La Suavecita[edit]

On December 1, 2016, after Entravision's other Súper Estrella stations had slowly disappeared across the United States, all air staff was let go and KSSE's trimulcast began stunting. The last song played on Súper Estrella was "Persiana Americana" by Soda Stereo. On December 5 at 12:02 a.m. PST, the station flipped to Spanish adult hits under the name "La Suavecita". Súper Estrella became an online-only service with four distinct streams.[17][20][21]

References[edit]

  1. ^ a b "Directory of AM and FM Radio Stations in the U.S." (PDF). Broadcasting Yearbook. Broadcasting Publications Inc. 1963. p. B-27. Retrieved June 13, 2018.
  2. ^ "Directory of Radio Stations in the United States and Canada" (PDF). Broadcasting Yearbook. Broadcasting Publications Inc. 1979. p. C-19. Retrieved June 13, 2018.
  3. ^ "Directory of Radio Stations in the U.S." (PDF). Broadcasting Yearbook.
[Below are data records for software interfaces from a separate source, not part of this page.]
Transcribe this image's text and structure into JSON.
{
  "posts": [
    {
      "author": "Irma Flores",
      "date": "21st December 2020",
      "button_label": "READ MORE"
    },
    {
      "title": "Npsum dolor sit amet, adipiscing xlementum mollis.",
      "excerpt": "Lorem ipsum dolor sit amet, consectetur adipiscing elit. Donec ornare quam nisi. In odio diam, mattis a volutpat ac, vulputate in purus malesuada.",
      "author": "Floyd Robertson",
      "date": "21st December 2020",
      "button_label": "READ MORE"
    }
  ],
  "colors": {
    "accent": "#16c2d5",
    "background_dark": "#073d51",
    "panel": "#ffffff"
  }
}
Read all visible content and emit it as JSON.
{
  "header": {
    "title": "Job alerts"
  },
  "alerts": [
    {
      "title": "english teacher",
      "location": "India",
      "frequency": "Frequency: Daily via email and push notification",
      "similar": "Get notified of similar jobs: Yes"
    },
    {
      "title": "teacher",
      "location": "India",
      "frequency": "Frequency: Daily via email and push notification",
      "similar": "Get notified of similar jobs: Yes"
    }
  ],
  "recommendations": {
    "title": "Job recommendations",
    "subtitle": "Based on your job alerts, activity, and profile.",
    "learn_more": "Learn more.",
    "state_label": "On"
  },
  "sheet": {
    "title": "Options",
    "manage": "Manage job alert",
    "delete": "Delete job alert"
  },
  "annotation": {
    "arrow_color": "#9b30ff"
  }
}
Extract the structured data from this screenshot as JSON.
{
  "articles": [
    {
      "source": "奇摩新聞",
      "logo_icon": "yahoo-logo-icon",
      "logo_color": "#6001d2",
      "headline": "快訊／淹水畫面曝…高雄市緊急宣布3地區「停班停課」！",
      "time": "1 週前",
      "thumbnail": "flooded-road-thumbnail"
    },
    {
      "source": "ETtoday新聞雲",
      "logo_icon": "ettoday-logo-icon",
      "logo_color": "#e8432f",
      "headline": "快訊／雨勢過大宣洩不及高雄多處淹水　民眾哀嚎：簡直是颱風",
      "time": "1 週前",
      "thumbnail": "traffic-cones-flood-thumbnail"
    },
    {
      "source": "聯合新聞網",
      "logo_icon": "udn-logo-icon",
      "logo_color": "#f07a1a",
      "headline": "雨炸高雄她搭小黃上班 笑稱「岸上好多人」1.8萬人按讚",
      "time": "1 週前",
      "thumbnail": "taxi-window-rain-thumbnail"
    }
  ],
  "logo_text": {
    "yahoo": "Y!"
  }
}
Broadcasting Publications Inc. 1990. p. B-49. Retrieved June 13, 2018.
  4. ^ "Station Search Detail: KSSE". FCC Media Bureau CDBS Public Access. Federal Communications Commission. Retrieved June 12, 2018.
  5. ^ "Station Search Detail: KSSD". FCC Media Bureau CDBS Public Access. Federal Communications Commission. Retrieved June 12, 2018.
  6. ^ "Station Search Detail: KSSC". FCC Media Bureau CDBS Public Access. Federal Communications Commission. Retrieved June 12, 2018.
  7. ^ "Universal Spins Off L.A. & SF Stations For $23 Million" (PDF). Radio and Records. November 18, 1988. p. 8. Retrieved June 11, 2018.
  8. ^ Clawson, Pat (August 30, 1991). "Douglas Does L.A." (PDF). Radio and Records. p. 4. Retrieved June 11, 2018.
  9. ^ a b "Douglas Does Dual FMs To Dominate L.A. Frequency" (PDF). Radio and Records. August 30, 1991. p. 6. Retrieved June 11, 2018.
  10. ^ "Talkin' WABC/NY PD Blues" (PDF). Radio and Records. March 10, 1995. p. 17. Retrieved June 11, 2018.
  11. ^ "Rumbles" (PDF). Radio and Records. May 19, 1995. p. 20. Retrieved June 11, 2018.
  12. ^ "Odyssey Hears Siren Song Of L.A." (PDF). Radio and Records. December 1, 1995. p. 6. Retrieved June 11, 2018.
  13. ^ "Odyssey Triplecast Goes Alternative" (PDF). Radio and Records. April 5, 1996. p. 3. Retrieved June 11, 2018.
  14. ^ Taylor, Chuck (July 27, 1996). "WKTU Staffers Dance The Night Away; BIA Publishes Figures On Consolidation" (PDF). Billboard. p. 94. Retrieved June 11, 2018.
  15. ^ Jacobson, Adam (January 3, 2003). "Entravision Buys Big City/L.A." (PDF). Radio and Records. pp. 1, 16.
  16. ^ "Street Talk" (PDF). Radio and Records. April 18, 1997. p. 28. Retrieved June 11, 2018.
  17. ^ a b Villafañe, Veronica (December 5, 2016). "Entravision changes LA's KSSE Super Estrella format to Regional Mexican". Media Moves. Retrieved June 12, 2018.
  18. ^ Madrigal, Jackie (July 27, 2007). "Best Of Both Worlds" (PDF). Radio and Records. p. 61. Retrieved June 11, 2018.
  19. ^ Venta, Lance (December 9, 2014). "Entravision Signs Piolin In 14 Markets". RadioInsight. RadioBB Networks. Retrieved June 11, 2018.
  20. ^ "KSSE (Super Estrella)/Los Angeles Flips To 'La Suavecita'". AllAccess.com. All Access Music Group. December 5, 2016. Retrieved June 11, 2018.
  21. ^ Venta, Lance (December 4, 2016). "Spanish Soft Oldies Coming To 107.1 Los Angeles". RadioInsight. RadioBB Networks. Retrieved June 11, 2018.

External links[edit]

Coordinates: 34°10′51″N 118°01′38″W / 34.18083°N 118.02722°W / 34.18083; -118.02722